This lead to the federal court and the California Supreme Court ordering Rosenkrantz to be released. Less than a week after the courts ruled in Rosenkrantz’s favor, he was released on parole to his parents who had long ago come to accept that their son was gay. Upon his release he started a career in information technology.
There video related to this post is excerpted from a KCAL 9 interview with Criminal Defense Attorney shortly after the release of Rosenkrantz. Today being homosexual, gay, lesbian, bi or transgender is widely accepted. While the actions that Rosenkrantz took as a result of having been a victim of gay bashing were wrong, one must recognize that had the same events occurred today, the outcome would likely have been much different.

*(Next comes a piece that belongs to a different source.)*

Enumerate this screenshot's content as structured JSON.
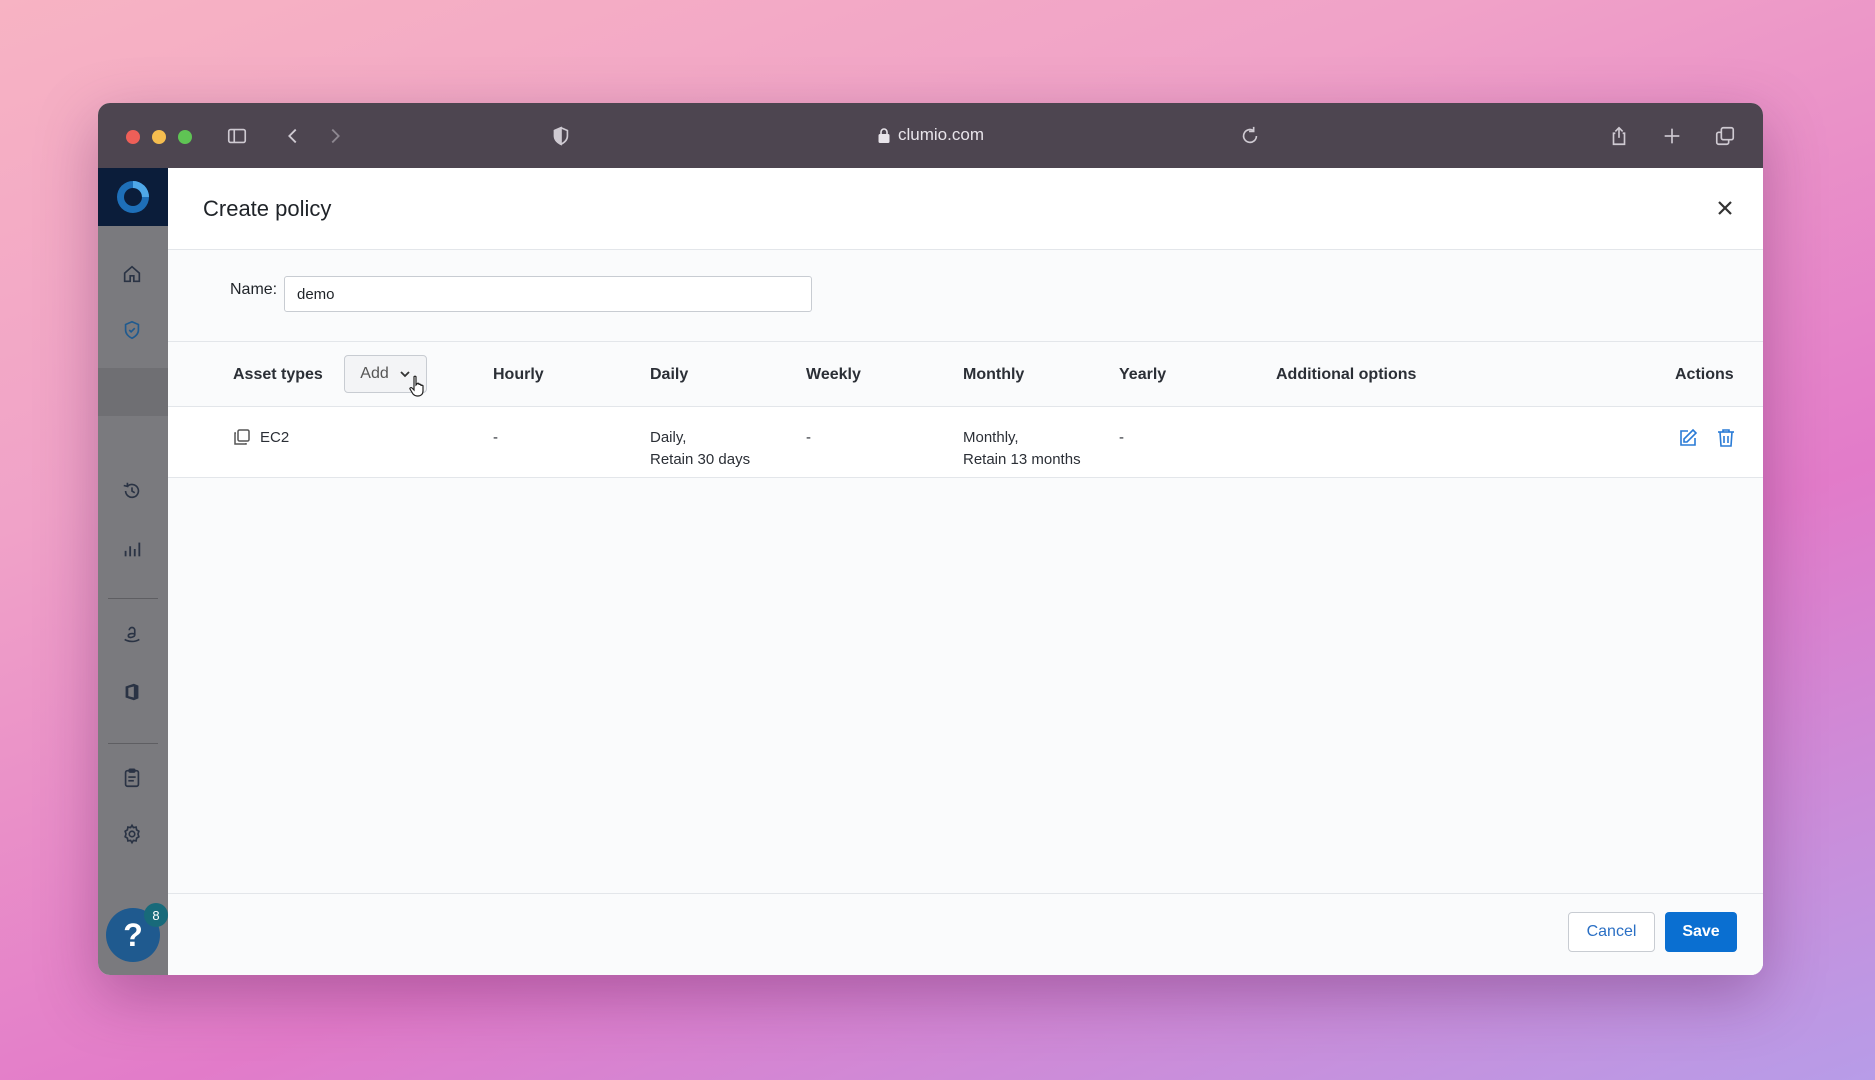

Attorney Marc Grossman is a supporter of gay rights and has represented many gay, lesbian and transgender people in actions to protect their rights, to assist them in divorces and to represent them in their unique criminal situation.
If you have been a victim of gay bashing or if you have been harassed by the police or government official because you are gay, lesbian or transgender the Law Offices of Marc Grossman can help. If you are contemplating divorce, the Law Offices of Marc Grossman is one of the few experts in same sex marriage and same sex divorce. We invite you to call us at 855-LOMG-911 or complete one of the many contact forms that you will find on our website, wefight4you.com. We are here to help.